AIM OF THE EXERCISE: Every line of the entries below that carries the string "scala" should be copied.

Element data from apps and pages

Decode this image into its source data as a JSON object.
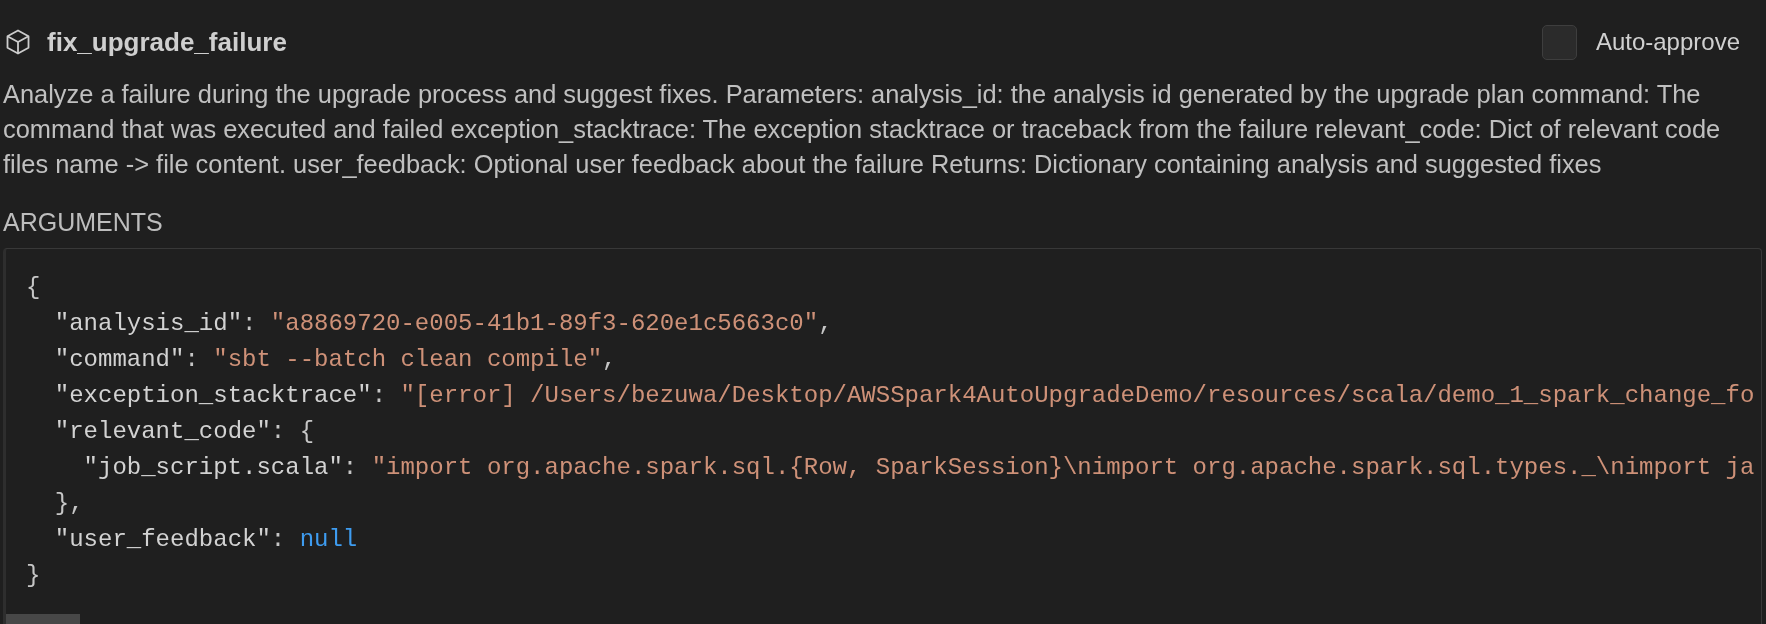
{
  "tool": {
    "name": "fix_upgrade_failure",
    "auto_approve": {
      "label": "Auto-approve",
      "checked": false
    },
    "description": "Analyze a failure during the upgrade process and suggest fixes. Parameters: analysis_id: the analysis id generated by the upgrade plan command: The command that was executed and failed exception_stacktrace: The exception stacktrace or traceback from the failure relevant_code: Dict of relevant code files name -> file content. user_feedback: Optional user feedback about the failure Returns: Dictionary containing analysis and suggested fixes"
  },
  "arguments": {
    "label": "ARGUMENTS",
    "lines": [
      {
        "tokens": [
          {
            "kind": "punct",
            "text": "{"
          }
        ],
        "children": [
          {
            "tokens": [
              {
                "kind": "key",
                "text": "\"analysis_id\""
              },
              {
                "kind": "punct",
                "text": ": "
              },
              {
                "kind": "string",
                "text": "\"a8869720-e005-41b1-89f3-620e1c5663c0\""
              },
              {
                "kind": "punct",
                "text": ","
              }
            ]
          },
          {
            "tokens": [
              {
                "kind": "key",
                "text": "\"command\""
              },
              {
                "kind": "punct",
                "text": ": "
              },
              {
                "kind": "string",
                "text": "\"sbt --batch clean compile\""
              },
              {
                "kind": "punct",
                "text": ","
              }
            ]
          },
          {
            "tokens": [
              {
                "kind": "key",
                "text": "\"exception_stacktrace\""
              },
              {
                "kind": "punct",
                "text": ": "
              },
              {
                "kind": "string",
                "text": "\"[error] /Users/bezuwa/Desktop/AWSSpark4AutoUpgradeDemo/resources/scala/demo_1_spark_change_fo"
              }
            ]
          },
          {
            "tokens": [
              {
                "kind": "key",
                "text": "\"relevant_code\""
              },
              {
                "kind": "punct",
                "text": ": {"
              }
            ],
            "children": [
              {
                "tokens": [
                  {
                    "kind": "key",
                    "text": "\"job_script.scala\""
                  },
                  {
                    "kind": "punct",
                    "text": ": "
                  },
                  {
                    "kind": "string",
                    "text": "\"import org.apache.spark.sql.{Row, SparkSession}\\nimport org.apache.spark.sql.types._\\nimport ja"
                  }
                ]
              }
            ]
          },
          {
            "tokens": [
              {
                "kind": "punct",
                "text": "},"
              }
            ]
          },
          {
            "tokens": [
              {
                "kind": "key",
                "text": "\"user_feedback\""
              },
              {
                "kind": "punct",
                "text": ": "
              },
              {
                "kind": "null",
                "text": "null"
              }
            ]
          }
        ]
      },
      {
        "tokens": [
          {
            "kind": "punct",
            "text": "}"
          }
        ]
      }
    ]
  }
}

TASK RESPONSE:
                "text": "\"[error] /Users/bezuwa/Desktop/AWSSpark4AutoUpgradeDemo/resources/scala/demo_1_spark_change_fo"
                    "text": "\"job_script.scala\""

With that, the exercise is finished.